Synonyms for etymology



  • derivation
  • word history
  • development of words
  • history of words
  • origin of words

Words related to etymology

a history of a word

the study of the sources and development of words
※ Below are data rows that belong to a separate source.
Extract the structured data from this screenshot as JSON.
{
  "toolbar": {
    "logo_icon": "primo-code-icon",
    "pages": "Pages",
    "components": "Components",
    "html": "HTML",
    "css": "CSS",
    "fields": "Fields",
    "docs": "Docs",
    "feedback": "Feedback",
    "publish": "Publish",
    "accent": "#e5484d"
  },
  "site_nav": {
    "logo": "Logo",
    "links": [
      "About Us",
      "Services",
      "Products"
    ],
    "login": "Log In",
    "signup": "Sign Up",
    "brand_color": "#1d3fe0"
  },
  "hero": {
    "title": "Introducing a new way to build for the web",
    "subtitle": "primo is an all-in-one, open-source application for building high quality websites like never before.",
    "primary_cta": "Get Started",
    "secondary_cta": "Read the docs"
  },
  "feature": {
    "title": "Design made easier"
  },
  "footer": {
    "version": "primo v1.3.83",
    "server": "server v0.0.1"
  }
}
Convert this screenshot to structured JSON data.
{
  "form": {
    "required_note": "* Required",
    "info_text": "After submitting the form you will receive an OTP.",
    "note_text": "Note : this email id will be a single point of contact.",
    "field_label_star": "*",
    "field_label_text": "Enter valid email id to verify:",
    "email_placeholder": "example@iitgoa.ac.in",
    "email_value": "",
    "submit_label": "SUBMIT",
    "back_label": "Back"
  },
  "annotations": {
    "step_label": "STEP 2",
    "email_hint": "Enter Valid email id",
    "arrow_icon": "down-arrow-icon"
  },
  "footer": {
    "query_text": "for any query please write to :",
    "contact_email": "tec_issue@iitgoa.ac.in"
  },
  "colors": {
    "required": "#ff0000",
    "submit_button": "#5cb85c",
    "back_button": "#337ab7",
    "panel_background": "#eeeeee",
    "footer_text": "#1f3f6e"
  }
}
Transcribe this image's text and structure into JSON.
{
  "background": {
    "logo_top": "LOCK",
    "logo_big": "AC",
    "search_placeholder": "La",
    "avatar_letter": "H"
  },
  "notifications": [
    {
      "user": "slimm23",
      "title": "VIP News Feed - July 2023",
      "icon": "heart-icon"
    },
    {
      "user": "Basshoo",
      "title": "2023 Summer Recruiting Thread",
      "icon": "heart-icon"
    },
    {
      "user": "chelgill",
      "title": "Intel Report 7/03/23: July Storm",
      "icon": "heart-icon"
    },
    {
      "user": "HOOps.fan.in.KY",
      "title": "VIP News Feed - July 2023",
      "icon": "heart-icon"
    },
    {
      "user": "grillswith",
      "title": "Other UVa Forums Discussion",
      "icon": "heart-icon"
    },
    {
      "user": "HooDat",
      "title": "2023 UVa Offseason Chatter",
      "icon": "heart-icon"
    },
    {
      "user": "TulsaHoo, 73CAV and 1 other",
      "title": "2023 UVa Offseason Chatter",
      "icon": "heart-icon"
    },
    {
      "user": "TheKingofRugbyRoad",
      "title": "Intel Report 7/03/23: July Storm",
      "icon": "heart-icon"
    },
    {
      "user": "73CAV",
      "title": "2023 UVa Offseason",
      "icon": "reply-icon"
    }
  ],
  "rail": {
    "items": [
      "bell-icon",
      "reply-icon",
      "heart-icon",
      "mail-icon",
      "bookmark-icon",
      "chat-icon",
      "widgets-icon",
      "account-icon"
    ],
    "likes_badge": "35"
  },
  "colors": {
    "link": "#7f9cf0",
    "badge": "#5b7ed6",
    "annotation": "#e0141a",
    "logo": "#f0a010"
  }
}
References in periodicals archive ?
Finally, returning to methods, I would like to remind the reader that it was not comparative linguists but classical etymologists who personally compared languages and proposed etymological equivalents.
Defined as the exchange of support or favors, especially by legislators for mutual political gain as by voting for each other's bills--many etymologists attribute the phrase's first use in this context to the legendary Davy Crockett, who served as a member of Congress for Tennessee between 1827 and 1831.
During modern times, Jacob and Wilhelm Grimm serve as good examples of professional etymologists.
Having a name can mean different things to psychologists, folklorists, etymologists, or anthropologists.
Learned etymologists have tracked down a varied linguistic background for the verb learn.
It was only after the attack of the amateur folk etymologists starting in the 1940s that it even became an issue, and the battle has raged since.
There is a possibility of comparison with Lat terra 'earth, land, country, the earth', derived by some etymologists from IE *ter'spread out, extend' and further to OIr, Wels, Bret tir 'land, country' (Tucker 241) (E-M 687-8).
Arguing his unique stance, "The Buzz About Bees" is utterly intriguing and a very high recommendation for both etymologists and non-specialist general readers alike.
Some etymologists believe the phrase comes from the haphazard way pigs crowd together with no apparent hierarchy.
It originates from the Old French form of a Germanic name which, according to some etymologists, means God's peace.
Members in the 118-year-old organization include linguists, lexicographers, etymologists, grammarians, historians, researchers, writers, authors, editors, professors, university students, and independent scholars.
The ADS, whose members include linguists, etymologists and grammarians, is an 118-year-old organization that has crowned a word of the year for the past 18 years.
Most etymologists trace the OE under back to its Indo-European source as */nter/(L inter) and as */ndher/(L infra) > OE under 'under' (Reszkiewicz 1993: 26, see also dictionaries by Partridge 1959; Klein 1967); this etymon was specified as a preposition not a noun.
Etymologists quibble over the exact derivation of the word "coffee" but they do agree that it was based on the Arabic qahwa, handed off to the Turkish kahve, leading to the Italian caffe.